What the task asks – Output the records exactly, and drop each picture.

[Records from a data source]
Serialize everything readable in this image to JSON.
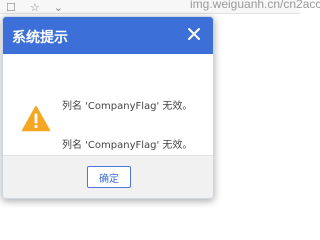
{
  "browser": {
    "url_fragment": "img.weiguanh.cn/cn2acc"
  },
  "dialog": {
    "title": "系统提示",
    "messages": [
      "列名 'CompanyFlag' 无效。",
      "列名 'CompanyFlag' 无效。"
    ],
    "ok_label": "确定",
    "icon": "warning-triangle",
    "colors": {
      "header": "#3d6fd8",
      "warning": "#f5a623",
      "footer": "#f1f1f1"
    }
  }
}
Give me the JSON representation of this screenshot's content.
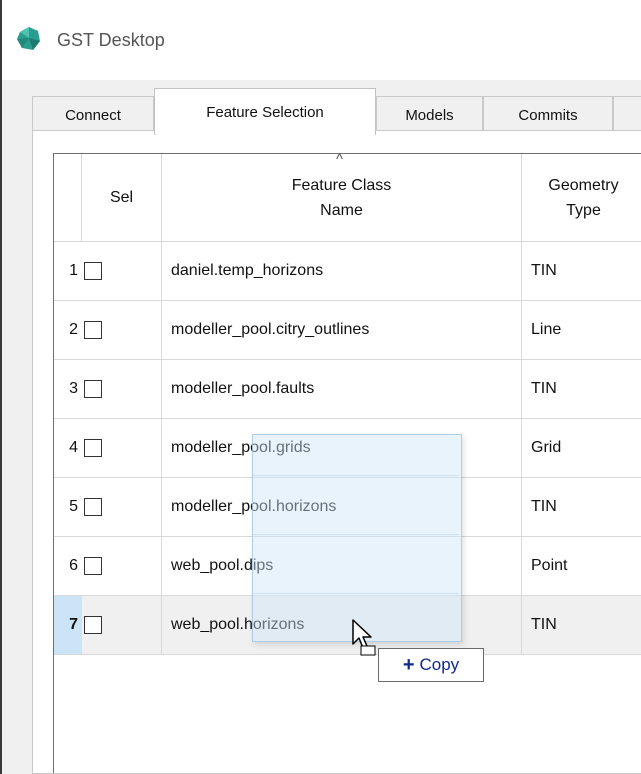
{
  "window": {
    "title": "GST Desktop",
    "app_icon": "gst-logo-icon"
  },
  "tabs": [
    {
      "label": "Connect",
      "active": false
    },
    {
      "label": "Feature Selection",
      "active": true
    },
    {
      "label": "Models",
      "active": false
    },
    {
      "label": "Commits",
      "active": false
    }
  ],
  "grid": {
    "sort_indicator": "^",
    "columns": {
      "sel": "Sel",
      "name_line1": "Feature Class",
      "name_line2": "Name",
      "geom_line1": "Geometry",
      "geom_line2": "Type"
    },
    "rows": [
      {
        "num": "1",
        "name": "daniel.temp_horizons",
        "geometry": "TIN",
        "checked": false
      },
      {
        "num": "2",
        "name": "modeller_pool.citry_outlines",
        "geometry": "Line",
        "checked": false
      },
      {
        "num": "3",
        "name": "modeller_pool.faults",
        "geometry": "TIN",
        "checked": false
      },
      {
        "num": "4",
        "name": "modeller_pool.grids",
        "geometry": "Grid",
        "checked": false
      },
      {
        "num": "5",
        "name": "modeller_pool.horizons",
        "geometry": "TIN",
        "checked": false
      },
      {
        "num": "6",
        "name": "web_pool.dips",
        "geometry": "Point",
        "checked": false
      },
      {
        "num": "7",
        "name": "web_pool.horizons",
        "geometry": "TIN",
        "checked": false,
        "selected": true
      }
    ]
  },
  "drag": {
    "tooltip_plus": "+",
    "tooltip_label": "Copy"
  },
  "colors": {
    "selection": "#cce4f7",
    "tooltip_text": "#0f2a8c",
    "logo": "#2a9d8f"
  }
}
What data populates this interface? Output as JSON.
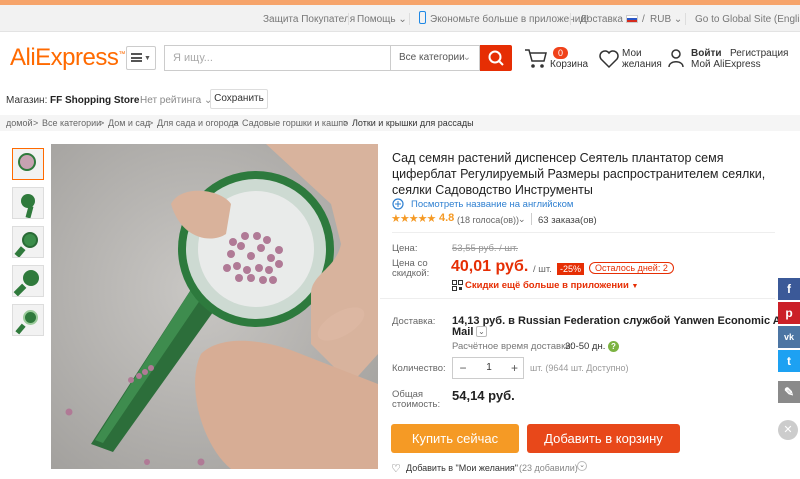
{
  "topbar": {
    "buyer_protection": "Защита Покупателя",
    "help": "Помощь",
    "help_chevron": "⌄",
    "app": "Экономьте больше в приложении!",
    "ship_to": "Доставка в",
    "sep": "/",
    "currency": "RUB",
    "currency_chevron": "⌄",
    "global": "Go to Global Site (English)"
  },
  "header": {
    "logo": "AliExpress",
    "logo_tm": "™",
    "search_placeholder": "Я ищу...",
    "category": "Все категории",
    "cart_count": "0",
    "cart_label": "Корзина",
    "wishlist_line1": "Мои",
    "wishlist_line2": "желания",
    "login": "Войти",
    "register": "Регистрация",
    "my_ali": "Мой AliExpress"
  },
  "store": {
    "label": "Магазин:",
    "name": "FF Shopping Store",
    "rating": "Нет рейтинга",
    "save_btn": "Сохранить"
  },
  "breadcrumb": [
    "домой",
    "Все категории",
    "Дом и сад",
    "Для сада и огорода",
    "Садовые горшки и кашпо",
    "Лотки и крышки для рассады"
  ],
  "breadcrumb_sep": ">",
  "product": {
    "title": "Сад семян растений диспенсер Сеятель плантатор семя циферблат Регулируемый Размеры распространителем сеялки, сеялки Садоводство Инструменты",
    "view_english": "Посмотреть название на английском",
    "stars": "★★★★★",
    "rating": "4.8",
    "reviews": "(18 голоса(ов))",
    "reviews_chevron": "⌄",
    "orders": "63 заказа(ов)",
    "price_label": "Цена:",
    "old_price": "53,55 руб. / шт.",
    "sale_label_1": "Цена со",
    "sale_label_2": "скидкой:",
    "sale_price": "40,01 руб.",
    "sale_unit": "/ шт.",
    "discount": "-25%",
    "days_left": "Осталось дней: 2",
    "app_discount": "Скидки ещё больше в приложении",
    "shipping_label": "Доставка:",
    "shipping_1": "14,13 руб. в Russian Federation службой Yanwen Economic Air",
    "shipping_2": "Mail",
    "est_label": "Расчётное время доставки:",
    "est_value": "30-50 дн.",
    "qty_label": "Количество:",
    "qty_minus": "−",
    "qty_value": "1",
    "qty_plus": "+",
    "qty_avail": "шт. (9644 шт. Доступно)",
    "total_label_1": "Общая",
    "total_label_2": "стоимость:",
    "total": "54,14 руб.",
    "buy_now": "Купить сейчас",
    "add_cart": "Добавить в корзину",
    "wishlist_add": "Добавить в \"Мои желания\"",
    "wishlist_count": "(23 добавили)"
  },
  "colors": {
    "accent": "#ff6a00",
    "red": "#e62e04",
    "buy": "#f59a25",
    "cart": "#e8481a"
  },
  "social_icons": [
    "facebook-icon",
    "pinterest-icon",
    "vk-icon",
    "twitter-icon",
    "edit-icon"
  ],
  "social_glyphs": [
    "f",
    "p",
    "vk",
    "t",
    "✎"
  ],
  "close_glyph": "✕"
}
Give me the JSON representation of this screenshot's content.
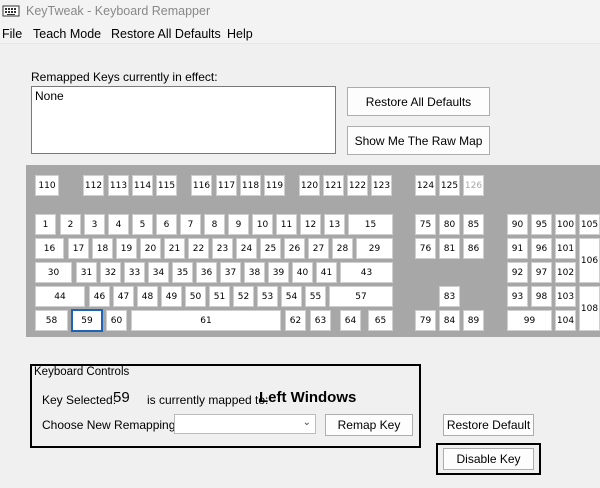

Exercise output –
Serialize everything readable in this image to JSON.
{
  "browser": {
    "url_fragment": "img.weiguanh.cn/cn2acc"
  },
  "dialog": {
    "title": "系统提示",
    "messages": [
      "列名 'CompanyFlag' 无效。",
      "列名 'CompanyFlag' 无效。"
    ],
    "ok_label": "确定",
    "icon": "warning-triangle",
    "colors": {
      "header": "#3d6fd8",
      "warning": "#f5a623",
      "footer": "#f1f1f1"
    }
  }
}
Give me the JSON representation of this screenshot's content.
{
  "window": {
    "title": "GST Desktop",
    "app_icon": "gst-logo-icon"
  },
  "tabs": [
    {
      "label": "Connect",
      "active": false
    },
    {
      "label": "Feature Selection",
      "active": true
    },
    {
      "label": "Models",
      "active": false
    },
    {
      "label": "Commits",
      "active": false
    }
  ],
  "grid": {
    "sort_indicator": "^",
    "columns": {
      "sel": "Sel",
      "name_line1": "Feature Class",
      "name_line2": "Name",
      "geom_line1": "Geometry",
      "geom_line2": "Type"
    },
    "rows": [
      {
        "num": "1",
        "name": "daniel.temp_horizons",
        "geometry": "TIN",
        "checked": false
      },
      {
        "num": "2",
        "name": "modeller_pool.citry_outlines",
        "geometry": "Line",
        "checked": false
      },
      {
        "num": "3",
        "name": "modeller_pool.faults",
        "geometry": "TIN",
        "checked": false
      },
      {
        "num": "4",
        "name": "modeller_pool.grids",
        "geometry": "Grid",
        "checked": false
      },
      {
        "num": "5",
        "name": "modeller_pool.horizons",
        "geometry": "TIN",
        "checked": false
      },
      {
        "num": "6",
        "name": "web_pool.dips",
        "geometry": "Point",
        "checked": false
      },
      {
        "num": "7",
        "name": "web_pool.horizons",
        "geometry": "TIN",
        "checked": false,
        "selected": true
      }
    ]
  },
  "drag": {
    "tooltip_plus": "+",
    "tooltip_label": "Copy"
  },
  "colors": {
    "selection": "#cce4f7",
    "tooltip_text": "#0f2a8c",
    "logo": "#2a9d8f"
  }
}
What data populates this interface? Output as JSON.
{
  "topbar": {
    "buyer_protection": "Защита Покупателя",
    "help": "Помощь",
    "help_chevron": "⌄",
    "app": "Экономьте больше в приложении!",
    "ship_to": "Доставка в",
    "sep": "/",
    "currency": "RUB",
    "currency_chevron": "⌄",
    "global": "Go to Global Site (English)"
  },
  "header": {
    "logo": "AliExpress",
    "logo_tm": "™",
    "search_placeholder": "Я ищу...",
    "category": "Все категории",
    "cart_count": "0",
    "cart_label": "Корзина",
    "wishlist_line1": "Мои",
    "wishlist_line2": "желания",
    "login": "Войти",
    "register": "Регистрация",
    "my_ali": "Мой AliExpress"
  },
  "store": {
    "label": "Магазин:",
    "name": "FF Shopping Store",
    "rating": "Нет рейтинга",
    "save_btn": "Сохранить"
  },
  "breadcrumb": [
    "домой",
    "Все категории",
    "Дом и сад",
    "Для сада и огорода",
    "Садовые горшки и кашпо",
    "Лотки и крышки для рассады"
  ],
  "breadcrumb_sep": ">",
  "product": {
    "title": "Сад семян растений диспенсер Сеятель плантатор семя циферблат Регулируемый Размеры распространителем сеялки, сеялки Садоводство Инструменты",
    "view_english": "Посмотреть название на английском",
    "stars": "★★★★★",
    "rating": "4.8",
    "reviews": "(18 голоса(ов))",
    "reviews_chevron": "⌄",
    "orders": "63 заказа(ов)",
    "price_label": "Цена:",
    "old_price": "53,55 руб. / шт.",
    "sale_label_1": "Цена со",
    "sale_label_2": "скидкой:",
    "sale_price": "40,01 руб.",
    "sale_unit": "/ шт.",
    "discount": "-25%",
    "days_left": "Осталось дней: 2",
    "app_discount": "Скидки ещё больше в приложении",
    "shipping_label": "Доставка:",
    "shipping_1": "14,13 руб. в Russian Federation службой Yanwen Economic Air",
    "shipping_2": "Mail",
    "est_label": "Расчётное время доставки:",
    "est_value": "30-50 дн.",
    "qty_label": "Количество:",
    "qty_minus": "−",
    "qty_value": "1",
    "qty_plus": "+",
    "qty_avail": "шт. (9644 шт. Доступно)",
    "total_label_1": "Общая",
    "total_label_2": "стоимость:",
    "total": "54,14 руб.",
    "buy_now": "Купить сейчас",
    "add_cart": "Добавить в корзину",
    "wishlist_add": "Добавить в \"Мои желания\"",
    "wishlist_count": "(23 добавили)"
  },
  "colors": {
    "accent": "#ff6a00",
    "red": "#e62e04",
    "buy": "#f59a25",
    "cart": "#e8481a"
  },
  "social_icons": [
    "facebook-icon",
    "pinterest-icon",
    "vk-icon",
    "twitter-icon",
    "edit-icon"
  ],
  "social_glyphs": [
    "f",
    "p",
    "vk",
    "t",
    "✎"
  ],
  "close_glyph": "✕"
}
Give me the JSON representation of this screenshot's content.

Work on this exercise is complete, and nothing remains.